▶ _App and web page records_
■ ■ ■ ■ ■ ■ ■

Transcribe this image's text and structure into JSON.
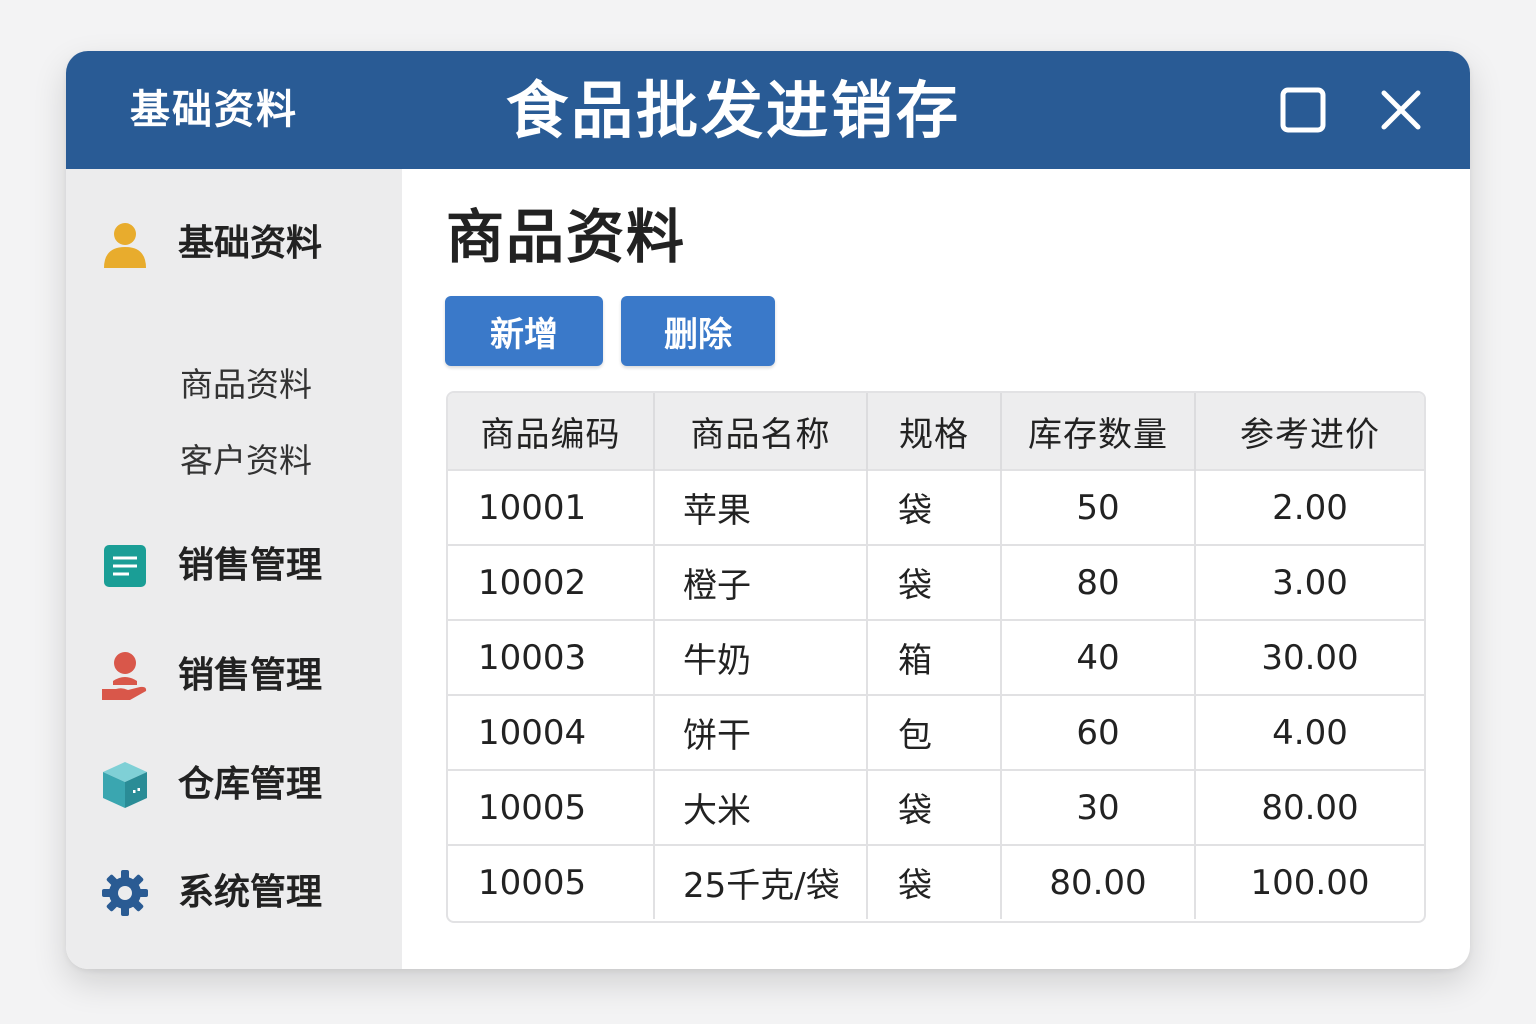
{
  "titlebar": {
    "left_label": "基础资料",
    "title": "食品批发进销存"
  },
  "sidebar": {
    "items": [
      {
        "label": "基础资料",
        "icon": "user-icon",
        "color": "#e8ac2d"
      },
      {
        "label": "销售管理",
        "icon": "document-icon",
        "color": "#1a9e96"
      },
      {
        "label": "销售管理",
        "icon": "hand-user-icon",
        "color": "#d9574a"
      },
      {
        "label": "仓库管理",
        "icon": "box-icon",
        "color": "#3aa6b0"
      },
      {
        "label": "系统管理",
        "icon": "gear-icon",
        "color": "#2a5b93"
      }
    ],
    "subitems": [
      {
        "label": "商品资料"
      },
      {
        "label": "客户资料"
      }
    ]
  },
  "main": {
    "page_title": "商品资料",
    "add_label": "新增",
    "delete_label": "删除",
    "table": {
      "headers": [
        "商品编码",
        "商品名称",
        "规格",
        "库存数量",
        "参考进价"
      ],
      "rows": [
        [
          "10001",
          "苹果",
          "袋",
          "50",
          "2.00"
        ],
        [
          "10002",
          "橙子",
          "袋",
          "80",
          "3.00"
        ],
        [
          "10003",
          "牛奶",
          "箱",
          "40",
          "30.00"
        ],
        [
          "10004",
          "饼干",
          "包",
          "60",
          "4.00"
        ],
        [
          "10005",
          "大米",
          "袋",
          "30",
          "80.00"
        ],
        [
          "10005",
          "25千克/袋",
          "袋",
          "80.00",
          "100.00"
        ]
      ]
    }
  },
  "colors": {
    "titlebar": "#295b95",
    "button": "#3a79c9",
    "sidebar": "#ececed"
  }
}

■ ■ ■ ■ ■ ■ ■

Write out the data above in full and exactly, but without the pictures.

▶ _Reply to the exercise_
Transcribe this image's text and structure into JSON.
{
  "titlebar": {
    "left_label": "基础资料",
    "title": "食品批发进销存"
  },
  "sidebar": {
    "items": [
      {
        "label": "基础资料",
        "icon": "user-icon",
        "color": "#e8ac2d"
      },
      {
        "label": "销售管理",
        "icon": "document-icon",
        "color": "#1a9e96"
      },
      {
        "label": "销售管理",
        "icon": "hand-user-icon",
        "color": "#d9574a"
      },
      {
        "label": "仓库管理",
        "icon": "box-icon",
        "color": "#3aa6b0"
      },
      {
        "label": "系统管理",
        "icon": "gear-icon",
        "color": "#2a5b93"
      }
    ],
    "subitems": [
      {
        "label": "商品资料"
      },
      {
        "label": "客户资料"
      }
    ]
  },
  "main": {
    "page_title": "商品资料",
    "add_label": "新增",
    "delete_label": "删除",
    "table": {
      "headers": [
        "商品编码",
        "商品名称",
        "规格",
        "库存数量",
        "参考进价"
      ],
      "rows": [
        [
          "10001",
          "苹果",
          "袋",
          "50",
          "2.00"
        ],
        [
          "10002",
          "橙子",
          "袋",
          "80",
          "3.00"
        ],
        [
          "10003",
          "牛奶",
          "箱",
          "40",
          "30.00"
        ],
        [
          "10004",
          "饼干",
          "包",
          "60",
          "4.00"
        ],
        [
          "10005",
          "大米",
          "袋",
          "30",
          "80.00"
        ],
        [
          "10005",
          "25千克/袋",
          "袋",
          "80.00",
          "100.00"
        ]
      ]
    }
  },
  "colors": {
    "titlebar": "#295b95",
    "button": "#3a79c9",
    "sidebar": "#ececed"
  }
}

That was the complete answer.